=== Begin Enclosure ===

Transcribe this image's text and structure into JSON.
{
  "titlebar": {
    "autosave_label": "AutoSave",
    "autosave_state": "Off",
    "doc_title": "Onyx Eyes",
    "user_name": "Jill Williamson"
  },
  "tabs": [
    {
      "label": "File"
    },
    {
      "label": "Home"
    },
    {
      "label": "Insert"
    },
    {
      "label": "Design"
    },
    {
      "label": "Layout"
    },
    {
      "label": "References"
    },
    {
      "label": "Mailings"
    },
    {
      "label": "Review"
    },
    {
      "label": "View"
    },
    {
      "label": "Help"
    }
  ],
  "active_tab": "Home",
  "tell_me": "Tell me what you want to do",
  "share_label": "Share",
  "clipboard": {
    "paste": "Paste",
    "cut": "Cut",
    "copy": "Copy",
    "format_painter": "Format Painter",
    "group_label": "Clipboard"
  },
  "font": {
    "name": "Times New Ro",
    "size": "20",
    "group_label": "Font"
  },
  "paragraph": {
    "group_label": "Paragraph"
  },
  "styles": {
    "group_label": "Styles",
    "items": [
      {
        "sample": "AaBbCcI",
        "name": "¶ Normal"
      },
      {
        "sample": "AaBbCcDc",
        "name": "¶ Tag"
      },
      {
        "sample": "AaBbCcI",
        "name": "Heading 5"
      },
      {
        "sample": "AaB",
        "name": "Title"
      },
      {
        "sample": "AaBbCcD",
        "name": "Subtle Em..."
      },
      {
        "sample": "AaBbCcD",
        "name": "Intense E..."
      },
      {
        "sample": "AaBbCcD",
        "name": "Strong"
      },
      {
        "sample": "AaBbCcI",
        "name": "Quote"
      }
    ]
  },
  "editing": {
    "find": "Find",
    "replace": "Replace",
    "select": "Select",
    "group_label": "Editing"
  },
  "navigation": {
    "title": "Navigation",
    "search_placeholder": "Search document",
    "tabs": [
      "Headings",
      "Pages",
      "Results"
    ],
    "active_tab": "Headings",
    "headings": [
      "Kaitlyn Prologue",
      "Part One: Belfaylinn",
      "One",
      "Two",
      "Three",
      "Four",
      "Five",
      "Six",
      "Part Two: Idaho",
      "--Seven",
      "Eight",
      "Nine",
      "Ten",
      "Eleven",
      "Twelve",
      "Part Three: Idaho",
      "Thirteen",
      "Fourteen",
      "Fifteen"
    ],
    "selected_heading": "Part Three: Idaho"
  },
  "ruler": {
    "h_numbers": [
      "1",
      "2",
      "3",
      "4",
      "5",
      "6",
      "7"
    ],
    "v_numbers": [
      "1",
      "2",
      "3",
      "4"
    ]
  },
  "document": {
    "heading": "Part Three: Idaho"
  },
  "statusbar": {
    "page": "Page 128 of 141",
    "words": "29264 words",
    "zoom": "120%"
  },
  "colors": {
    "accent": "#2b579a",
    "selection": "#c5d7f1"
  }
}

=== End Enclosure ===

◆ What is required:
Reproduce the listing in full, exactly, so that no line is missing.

◆ Solved problem:
Transcribe this image's text and structure into JSON.
{
  "titlebar": {
    "autosave_label": "AutoSave",
    "autosave_state": "Off",
    "doc_title": "Onyx Eyes",
    "user_name": "Jill Williamson"
  },
  "tabs": [
    {
      "label": "File"
    },
    {
      "label": "Home"
    },
    {
      "label": "Insert"
    },
    {
      "label": "Design"
    },
    {
      "label": "Layout"
    },
    {
      "label": "References"
    },
    {
      "label": "Mailings"
    },
    {
      "label": "Review"
    },
    {
      "label": "View"
    },
    {
      "label": "Help"
    }
  ],
  "active_tab": "Home",
  "tell_me": "Tell me what you want to do",
  "share_label": "Share",
  "clipboard": {
    "paste": "Paste",
    "cut": "Cut",
    "copy": "Copy",
    "format_painter": "Format Painter",
    "group_label": "Clipboard"
  },
  "font": {
    "name": "Times New Ro",
    "size": "20",
    "group_label": "Font"
  },
  "paragraph": {
    "group_label": "Paragraph"
  },
  "styles": {
    "group_label": "Styles",
    "items": [
      {
        "sample": "AaBbCcI",
        "name": "¶ Normal"
      },
      {
        "sample": "AaBbCcDc",
        "name": "¶ Tag"
      },
      {
        "sample": "AaBbCcI",
        "name": "Heading 5"
      },
      {
        "sample": "AaB",
        "name": "Title"
      },
      {
        "sample": "AaBbCcD",
        "name": "Subtle Em..."
      },
      {
        "sample": "AaBbCcD",
        "name": "Intense E..."
      },
      {
        "sample": "AaBbCcD",
        "name": "Strong"
      },
      {
        "sample": "AaBbCcI",
        "name": "Quote"
      }
    ]
  },
  "editing": {
    "find": "Find",
    "replace": "Replace",
    "select": "Select",
    "group_label": "Editing"
  },
  "navigation": {
    "title": "Navigation",
    "search_placeholder": "Search document",
    "tabs": [
      "Headings",
      "Pages",
      "Results"
    ],
    "active_tab": "Headings",
    "headings": [
      "Kaitlyn Prologue",
      "Part One: Belfaylinn",
      "One",
      "Two",
      "Three",
      "Four",
      "Five",
      "Six",
      "Part Two: Idaho",
      "--Seven",
      "Eight",
      "Nine",
      "Ten",
      "Eleven",
      "Twelve",
      "Part Three: Idaho",
      "Thirteen",
      "Fourteen",
      "Fifteen"
    ],
    "selected_heading": "Part Three: Idaho"
  },
  "ruler": {
    "h_numbers": [
      "1",
      "2",
      "3",
      "4",
      "5",
      "6",
      "7"
    ],
    "v_numbers": [
      "1",
      "2",
      "3",
      "4"
    ]
  },
  "document": {
    "heading": "Part Three: Idaho"
  },
  "statusbar": {
    "page": "Page 128 of 141",
    "words": "29264 words",
    "zoom": "120%"
  },
  "colors": {
    "accent": "#2b579a",
    "selection": "#c5d7f1"
  }
}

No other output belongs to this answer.